“In our own lives, too, we all too often deny the grace we’ve been given in barren places…Sooner or later, we must learn to deal with the cards we have been given, and look for the grace that is hidden in our loss.” – Kathleen Norris
When I see them sitting there in the third row, near the front, it feels like a sword piercing my heart. Family members flank them on each side, as if buoying them up. I notice he is holding his wife’s hand.
I’m reciting Luke 1:26-38 from memory, the story of the Annunciation, where the angel Gabriel appears to a confused and frightened Mary and announces that she has found favor with God, and that the Savior of the world will be cradled in her womb.
When I get to this line from Gabriel, “And now you will conceive in your womb and bear a son…,” there’s a pause in my spirit. It takes everything within me to say it out loud. When I open my mouth, the words sound so different in this context. Not a joyous announcement but cruel words, words that sting like salt in a wound. I can’t look at the couple, sitting there so brave and so broken.
The day before I sat with them in his shop out on the acreage. He had texted me and asked if I could come out to talk. She must have seen my car parked in the driveway because soon she walked from the house to the shop and joined us.
He took her hand and they told me the story. How she went in for a regular check-up, twenty weeks along. They knew the routine. This would be child number four. The nurse did an ultra-sound, a baby boy, but something was drastically wrong. She couldn’t find a heartbeat.
They scheduled her for a D&C. But the night before the procedure, the baby came naturally. In their home, with just the two of them. The other children were staying with grandpa and grandma. They delivered their baby together, in the bathroom tub, and held their son in their arms. He was perfect, they told me. His tiny toes and fingers, his ruddy and beautiful little face, all scrunched up like any newborn. He looked just like his brother. Except no heartbeat.
They named him. They named the son they held in their arms Isaac. It was the name that came to them.

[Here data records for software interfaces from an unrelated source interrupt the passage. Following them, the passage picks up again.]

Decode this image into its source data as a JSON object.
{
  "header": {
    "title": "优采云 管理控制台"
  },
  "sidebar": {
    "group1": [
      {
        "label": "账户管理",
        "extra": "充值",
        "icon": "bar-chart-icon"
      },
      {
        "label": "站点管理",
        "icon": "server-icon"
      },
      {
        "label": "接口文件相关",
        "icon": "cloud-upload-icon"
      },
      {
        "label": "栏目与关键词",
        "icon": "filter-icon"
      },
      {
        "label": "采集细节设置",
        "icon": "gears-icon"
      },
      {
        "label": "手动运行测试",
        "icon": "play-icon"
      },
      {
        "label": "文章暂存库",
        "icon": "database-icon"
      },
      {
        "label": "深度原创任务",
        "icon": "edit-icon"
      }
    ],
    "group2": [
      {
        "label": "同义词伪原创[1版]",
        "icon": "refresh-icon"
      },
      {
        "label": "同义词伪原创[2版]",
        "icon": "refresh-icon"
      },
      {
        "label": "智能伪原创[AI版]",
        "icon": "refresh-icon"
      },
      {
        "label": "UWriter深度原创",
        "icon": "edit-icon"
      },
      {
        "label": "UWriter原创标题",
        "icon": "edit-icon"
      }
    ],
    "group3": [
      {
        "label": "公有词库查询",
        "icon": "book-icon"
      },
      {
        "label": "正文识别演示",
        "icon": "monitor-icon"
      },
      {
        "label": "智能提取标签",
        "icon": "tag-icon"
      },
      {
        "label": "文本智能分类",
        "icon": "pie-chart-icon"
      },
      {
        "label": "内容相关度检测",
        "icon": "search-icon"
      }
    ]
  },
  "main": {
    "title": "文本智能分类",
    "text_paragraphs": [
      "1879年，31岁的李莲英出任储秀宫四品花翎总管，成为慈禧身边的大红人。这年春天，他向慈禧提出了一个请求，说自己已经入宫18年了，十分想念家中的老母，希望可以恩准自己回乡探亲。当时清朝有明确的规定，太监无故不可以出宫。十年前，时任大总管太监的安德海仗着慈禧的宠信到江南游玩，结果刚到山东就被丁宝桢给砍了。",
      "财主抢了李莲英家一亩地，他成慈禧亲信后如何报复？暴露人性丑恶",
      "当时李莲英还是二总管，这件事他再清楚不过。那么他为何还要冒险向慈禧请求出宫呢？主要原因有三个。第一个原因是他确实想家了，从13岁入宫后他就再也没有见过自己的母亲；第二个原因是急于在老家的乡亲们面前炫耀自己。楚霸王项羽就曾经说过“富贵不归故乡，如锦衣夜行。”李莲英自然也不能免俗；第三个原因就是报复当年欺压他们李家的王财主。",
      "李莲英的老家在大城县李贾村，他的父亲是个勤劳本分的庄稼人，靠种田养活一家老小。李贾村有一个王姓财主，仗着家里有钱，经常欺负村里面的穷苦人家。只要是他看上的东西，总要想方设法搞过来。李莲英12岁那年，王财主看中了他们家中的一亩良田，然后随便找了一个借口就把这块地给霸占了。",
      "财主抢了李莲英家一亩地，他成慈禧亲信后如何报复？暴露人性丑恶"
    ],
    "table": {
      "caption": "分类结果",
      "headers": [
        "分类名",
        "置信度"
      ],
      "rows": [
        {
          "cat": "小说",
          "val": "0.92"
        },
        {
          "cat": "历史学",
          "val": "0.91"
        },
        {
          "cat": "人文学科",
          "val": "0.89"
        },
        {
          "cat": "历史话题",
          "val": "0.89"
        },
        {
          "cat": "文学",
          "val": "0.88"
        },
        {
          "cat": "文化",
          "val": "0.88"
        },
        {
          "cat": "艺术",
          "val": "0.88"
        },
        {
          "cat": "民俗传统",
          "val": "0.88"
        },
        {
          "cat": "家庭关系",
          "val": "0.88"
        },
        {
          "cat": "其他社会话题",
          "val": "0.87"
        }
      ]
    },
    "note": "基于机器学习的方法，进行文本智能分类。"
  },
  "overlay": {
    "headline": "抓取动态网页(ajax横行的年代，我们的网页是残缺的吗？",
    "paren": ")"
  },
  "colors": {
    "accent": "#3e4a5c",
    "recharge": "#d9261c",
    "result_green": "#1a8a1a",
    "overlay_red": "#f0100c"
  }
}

The name in Hebrew means “laughter.” And while there was no laughter in all of this, only sorrow like sea billows, there was gift. There was grace, they told me. To hold their son, to look upon his face, to whisper words of love and blessing over him through tears and heartbreak. They just might be the bravest young couple I’ve ever met.
And here they are this morning, sitting in church, surrounded by their family. And here I am, looking out at the congregation, staring at them in my heart but unable to look at them with my eyes, reciting this familiar story of our Christmas hope. But right now the words don’t sound all that hopeful to me. “And now you will conceive in your womb and bear a son….”
I don’t understand it, Lord. You were kind and gracious enough to spare another child named Isaac, son of Abraham and Sarah. Why would you not spare this Isaac, son of this couple whom I love and am called to pastor?
And that’s when it hits me, as I’m reciting this story of the Annunciation. Here you have a frightened Mary who receives the unexpected news that her womb would be full with the presence of a son. And you have a grieving couple, a young woman who now finds her womb empty because of the loss of a son. And yet somehow, the Spirit hovers over both. Somehow, the Savior is present in both. In the womb full and in the womb now empty. This is Advent.
Could it be that Christ is present in the emptiness, that grace still finds its way into barren places? That hope can still be born in a place where all hope seems lost?
I come to the end of the Scripture, where Mary speaks her humble response of surrender. And at last I look at them, and I see in the eyes of this couple something I can’t describe or explain. But it gives me courage. She nods, ever so slightly, as if to say, “Go on, finish it.”
And in the midst of pain and loss and emptiness and lament…grace finds its way into this barren place. I speak the words aloud. Mary’s words, words that become our own. Words that arise out of a place of desperation and longing so real and so raw it can only be called faith:
“Here am I, the servant of the Lord. Let it be with me according to your word.”
Thank you to the couple who gave me permission to share such a personal and tender story in this post. May the Savior and Healer continue to meet you in this barren place and renew you with grace and hope as you grieve. You truly are one of the bravest couples I know, and it is a gift to be your pastor.
Brian Keepers is the lead pastor of Trinity Reformed Church in Orange City, IA.